Cetuximab Active in Colon Cancer

September 1, 2002

ORLANDO-The chimeric mono-clonal antibody cetuximab (Erbitux, also known as C225, ImClone Systems) has modest single-agent activity in irinotecan (Camptosar)-refractory colorectal cancer expressing epidermal growth factor receptor (EGFR), researchers said at the American Society of Clinical Oncology 38th Annual Meeting (abstract 504).

ORLANDO—The chimeric mono-clonal antibody cetuximab (Erbitux, also known as C225, ImClone Systems) has modest single-agent activity in irinotecan (Camptosar)-refractory colorectal cancer expressing epidermal growth factor receptor (EGFR), researchers said at the American Society of Clinical Oncology 38th Annual Meeting (abstract 504).

The most significant toxicities of cetuximab, which selectively binds to EGFR, are allergic reactions and an acne-like rash, said Leonard Saltz, MD, of Memorial Sloan-Kettering Cancer Center. "As would be expected from a monoclonal antibody, the typical cytotoxic toxicities [ie, hematologic, gastrointestinal] are virtually absent," he said.

One year earlier at ASCO, Dr. Saltz reported that cetuximab was effective in combination with irinotecan in patients with EGFR-positive disease who had already failed prior irinotecan therapy, with a response rate of 22%. This year, he reported a response rate of 10% for cetuximab monotherapy in that setting.

"C225 is active both as a single agent and in combination with CPT-11 [irino-tecan]," Dr. Saltz said. "Further studies will be needed to define optimal strategies for use of this agent."

According to David Cunningham, MD, of the Royal Marsden MHS Trust, London and Surrey, UK, the present study demonstrates "important activity" for cetuximab monotherapy in colorectal cancer resistant to chemotherapy. "The response rate may be lower than when combined with irinotecan," Dr. Cun-ningham said. "However, single-agent cetuximab is well tolerated and may be suitable for a wider range of patients."

Investigators evaluated cetuximab/irinotecan first because in prior preclinical studies, the combination produced tumor regression in colon cancer xenografts, while cetuximab alone appeared less active than the combination (albeit more active than saline control).

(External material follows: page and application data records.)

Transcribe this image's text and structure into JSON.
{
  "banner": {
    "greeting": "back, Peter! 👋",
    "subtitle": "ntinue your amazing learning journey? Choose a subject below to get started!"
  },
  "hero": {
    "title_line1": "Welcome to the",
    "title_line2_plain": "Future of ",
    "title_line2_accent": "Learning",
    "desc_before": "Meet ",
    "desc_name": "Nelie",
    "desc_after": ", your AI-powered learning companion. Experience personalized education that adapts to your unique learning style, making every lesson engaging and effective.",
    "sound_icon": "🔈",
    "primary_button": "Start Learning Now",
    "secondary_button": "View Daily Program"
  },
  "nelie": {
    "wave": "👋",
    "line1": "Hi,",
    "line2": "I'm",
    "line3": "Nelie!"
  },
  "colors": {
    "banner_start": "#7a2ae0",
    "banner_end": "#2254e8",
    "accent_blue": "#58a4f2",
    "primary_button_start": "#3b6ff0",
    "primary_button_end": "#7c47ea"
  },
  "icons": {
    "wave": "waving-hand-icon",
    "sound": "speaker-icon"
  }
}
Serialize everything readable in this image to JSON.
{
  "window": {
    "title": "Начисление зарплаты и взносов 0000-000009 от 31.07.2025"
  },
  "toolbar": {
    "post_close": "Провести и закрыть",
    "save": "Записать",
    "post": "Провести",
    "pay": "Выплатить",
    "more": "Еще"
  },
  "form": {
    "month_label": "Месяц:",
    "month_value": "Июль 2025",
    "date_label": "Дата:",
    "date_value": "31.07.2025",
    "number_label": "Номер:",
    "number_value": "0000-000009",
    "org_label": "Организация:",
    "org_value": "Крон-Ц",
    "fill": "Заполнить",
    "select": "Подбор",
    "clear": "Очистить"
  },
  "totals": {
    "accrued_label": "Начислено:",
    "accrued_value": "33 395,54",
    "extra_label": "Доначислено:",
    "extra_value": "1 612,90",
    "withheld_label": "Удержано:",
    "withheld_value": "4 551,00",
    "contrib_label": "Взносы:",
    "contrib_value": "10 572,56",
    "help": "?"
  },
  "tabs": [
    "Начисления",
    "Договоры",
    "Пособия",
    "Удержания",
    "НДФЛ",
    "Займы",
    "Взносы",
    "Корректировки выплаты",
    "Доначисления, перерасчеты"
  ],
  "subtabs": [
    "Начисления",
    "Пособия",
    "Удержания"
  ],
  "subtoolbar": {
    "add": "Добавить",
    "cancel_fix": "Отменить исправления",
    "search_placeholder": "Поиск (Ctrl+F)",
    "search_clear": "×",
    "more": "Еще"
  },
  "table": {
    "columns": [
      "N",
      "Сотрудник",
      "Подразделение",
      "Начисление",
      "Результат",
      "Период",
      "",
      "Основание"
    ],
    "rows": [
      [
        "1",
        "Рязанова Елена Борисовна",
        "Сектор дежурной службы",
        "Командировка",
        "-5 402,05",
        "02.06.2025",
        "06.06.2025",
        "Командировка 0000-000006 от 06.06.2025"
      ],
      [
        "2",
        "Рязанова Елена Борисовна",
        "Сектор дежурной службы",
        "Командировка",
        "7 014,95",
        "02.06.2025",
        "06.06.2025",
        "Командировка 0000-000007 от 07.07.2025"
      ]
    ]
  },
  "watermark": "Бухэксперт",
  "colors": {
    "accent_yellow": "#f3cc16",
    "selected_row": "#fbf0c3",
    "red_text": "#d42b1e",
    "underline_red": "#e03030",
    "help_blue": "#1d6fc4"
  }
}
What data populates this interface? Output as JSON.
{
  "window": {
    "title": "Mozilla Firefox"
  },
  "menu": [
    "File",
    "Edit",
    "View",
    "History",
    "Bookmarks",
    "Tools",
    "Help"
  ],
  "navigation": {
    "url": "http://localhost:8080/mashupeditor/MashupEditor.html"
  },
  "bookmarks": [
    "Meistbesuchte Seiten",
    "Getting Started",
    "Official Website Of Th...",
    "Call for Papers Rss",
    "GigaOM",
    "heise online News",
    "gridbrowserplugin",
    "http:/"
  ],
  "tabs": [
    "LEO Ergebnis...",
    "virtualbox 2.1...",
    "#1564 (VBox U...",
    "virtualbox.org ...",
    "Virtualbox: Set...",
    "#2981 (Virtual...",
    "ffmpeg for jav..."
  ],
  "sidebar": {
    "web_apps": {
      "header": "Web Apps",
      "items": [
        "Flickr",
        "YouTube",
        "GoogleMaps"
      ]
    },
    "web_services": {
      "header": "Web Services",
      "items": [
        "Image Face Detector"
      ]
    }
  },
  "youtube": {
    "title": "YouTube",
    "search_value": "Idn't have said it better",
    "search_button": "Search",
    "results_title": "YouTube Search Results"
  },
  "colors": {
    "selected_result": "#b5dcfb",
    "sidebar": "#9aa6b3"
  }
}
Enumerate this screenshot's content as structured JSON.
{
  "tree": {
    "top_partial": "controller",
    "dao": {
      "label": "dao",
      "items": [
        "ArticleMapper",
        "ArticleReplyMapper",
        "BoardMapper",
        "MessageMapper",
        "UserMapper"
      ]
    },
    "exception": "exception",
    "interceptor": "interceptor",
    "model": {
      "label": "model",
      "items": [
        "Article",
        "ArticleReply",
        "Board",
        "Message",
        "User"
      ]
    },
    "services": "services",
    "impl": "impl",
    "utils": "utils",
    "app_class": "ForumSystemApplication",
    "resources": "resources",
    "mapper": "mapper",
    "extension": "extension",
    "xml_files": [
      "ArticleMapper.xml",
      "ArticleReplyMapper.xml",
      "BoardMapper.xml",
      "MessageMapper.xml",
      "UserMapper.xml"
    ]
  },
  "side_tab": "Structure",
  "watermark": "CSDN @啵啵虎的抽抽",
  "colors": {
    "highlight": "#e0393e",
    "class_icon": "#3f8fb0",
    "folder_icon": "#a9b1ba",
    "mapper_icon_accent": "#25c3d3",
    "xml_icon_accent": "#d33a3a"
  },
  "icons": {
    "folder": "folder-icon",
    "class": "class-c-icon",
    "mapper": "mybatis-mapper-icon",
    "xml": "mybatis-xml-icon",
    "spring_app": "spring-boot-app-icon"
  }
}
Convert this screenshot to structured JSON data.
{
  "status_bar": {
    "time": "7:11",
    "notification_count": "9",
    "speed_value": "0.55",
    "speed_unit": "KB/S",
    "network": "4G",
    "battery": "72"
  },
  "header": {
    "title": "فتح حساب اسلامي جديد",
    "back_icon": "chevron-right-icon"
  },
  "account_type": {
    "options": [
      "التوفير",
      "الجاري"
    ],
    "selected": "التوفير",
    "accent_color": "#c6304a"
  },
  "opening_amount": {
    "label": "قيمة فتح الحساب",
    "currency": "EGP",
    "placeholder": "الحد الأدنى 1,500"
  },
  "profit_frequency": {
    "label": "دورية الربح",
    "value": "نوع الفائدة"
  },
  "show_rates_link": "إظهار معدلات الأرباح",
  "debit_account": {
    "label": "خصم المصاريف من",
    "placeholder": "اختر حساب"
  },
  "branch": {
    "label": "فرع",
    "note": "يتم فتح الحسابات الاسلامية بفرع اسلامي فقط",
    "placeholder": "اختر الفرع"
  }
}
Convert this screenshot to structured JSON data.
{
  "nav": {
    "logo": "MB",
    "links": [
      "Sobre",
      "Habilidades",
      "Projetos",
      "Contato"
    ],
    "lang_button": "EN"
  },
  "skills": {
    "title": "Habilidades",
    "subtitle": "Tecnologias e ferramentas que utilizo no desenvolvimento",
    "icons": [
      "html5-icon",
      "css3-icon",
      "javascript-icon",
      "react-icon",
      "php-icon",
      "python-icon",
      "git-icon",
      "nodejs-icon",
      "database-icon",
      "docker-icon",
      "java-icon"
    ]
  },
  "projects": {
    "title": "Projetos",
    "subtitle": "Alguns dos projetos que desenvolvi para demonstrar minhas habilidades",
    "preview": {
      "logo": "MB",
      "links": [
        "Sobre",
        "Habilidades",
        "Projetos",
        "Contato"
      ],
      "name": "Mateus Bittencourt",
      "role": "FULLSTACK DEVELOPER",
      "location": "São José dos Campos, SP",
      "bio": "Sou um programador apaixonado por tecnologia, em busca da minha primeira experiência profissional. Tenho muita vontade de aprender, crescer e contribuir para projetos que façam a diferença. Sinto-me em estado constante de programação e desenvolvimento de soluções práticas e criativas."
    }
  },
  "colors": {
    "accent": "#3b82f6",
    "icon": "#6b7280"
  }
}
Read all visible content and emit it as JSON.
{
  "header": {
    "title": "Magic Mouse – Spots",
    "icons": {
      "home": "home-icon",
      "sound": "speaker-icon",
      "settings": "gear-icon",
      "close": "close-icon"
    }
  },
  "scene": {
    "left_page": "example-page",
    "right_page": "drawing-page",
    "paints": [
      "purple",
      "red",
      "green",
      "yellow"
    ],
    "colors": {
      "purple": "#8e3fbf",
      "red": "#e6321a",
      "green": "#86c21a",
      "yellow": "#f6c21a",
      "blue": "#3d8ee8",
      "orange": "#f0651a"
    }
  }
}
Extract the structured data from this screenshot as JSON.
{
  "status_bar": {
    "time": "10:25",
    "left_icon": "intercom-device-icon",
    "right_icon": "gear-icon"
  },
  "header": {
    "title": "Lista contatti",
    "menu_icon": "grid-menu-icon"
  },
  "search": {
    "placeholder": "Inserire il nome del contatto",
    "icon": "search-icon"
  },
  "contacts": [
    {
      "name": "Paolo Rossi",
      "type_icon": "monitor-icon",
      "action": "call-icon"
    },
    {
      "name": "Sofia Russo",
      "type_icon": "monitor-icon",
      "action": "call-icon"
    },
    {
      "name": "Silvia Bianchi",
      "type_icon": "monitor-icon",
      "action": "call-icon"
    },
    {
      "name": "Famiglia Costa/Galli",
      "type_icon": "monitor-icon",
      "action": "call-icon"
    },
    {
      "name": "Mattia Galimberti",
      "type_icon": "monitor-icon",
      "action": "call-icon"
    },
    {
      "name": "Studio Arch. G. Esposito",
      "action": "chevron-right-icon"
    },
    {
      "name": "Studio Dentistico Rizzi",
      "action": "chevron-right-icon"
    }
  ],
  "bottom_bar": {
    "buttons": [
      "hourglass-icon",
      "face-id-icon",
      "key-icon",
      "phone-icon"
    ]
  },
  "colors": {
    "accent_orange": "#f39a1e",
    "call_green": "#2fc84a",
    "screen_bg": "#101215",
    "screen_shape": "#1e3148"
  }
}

"So, it’s perfectly appropriate that we undertook the most interesting combination first," Dr. Saltz said. "But now we need to look at what can happen with cetuximab alone."

Dr. Saltz and his colleagues evaluated cetuximab monotherapy in 57 patients with colorectal cancer that had progressed on irinotecan or irinotecan-based chemotherapy. All had tumors that were immunohistochemically positive for EGFR. Treatment included diphenhydramine premedication plus a cetuximab test dose on the first day of treatment. On that same day, patients received a loading dose of 400 mg/m2 of cetuximab. Subsequently, they received weekly
doses at 250 mg/m2.

Partial responses were seen in 6 patients (10.5%), while 21 (36.8%) had stable disease or a minor response. Median time to progression was 50 days (range, 14 to 211 days). As of the ASCO presentation, median survival had not been reached.

Three patients experienced allergic reactions (two cases were grade 3-4). No neutropenia or thrombocytopenia has been seen. Other adverse effects included diarrhea (25% all grades, 0% grade 3-4) and nausea/vomiting (46% all grades, 4% grade 3-4).

One common toxicity was an acne-like rash (86% of patients, 18% grade 3-4), which investigators now consider a class effect for EGFR inhibitors. Dr. Saltz said it appears to peak 3 to 4 weeks after treatment and then improve spontaneously somewhat. There is no standard, confirmed treatment for this rash. "The application of antibiotics has been tried, but not systematically," he said.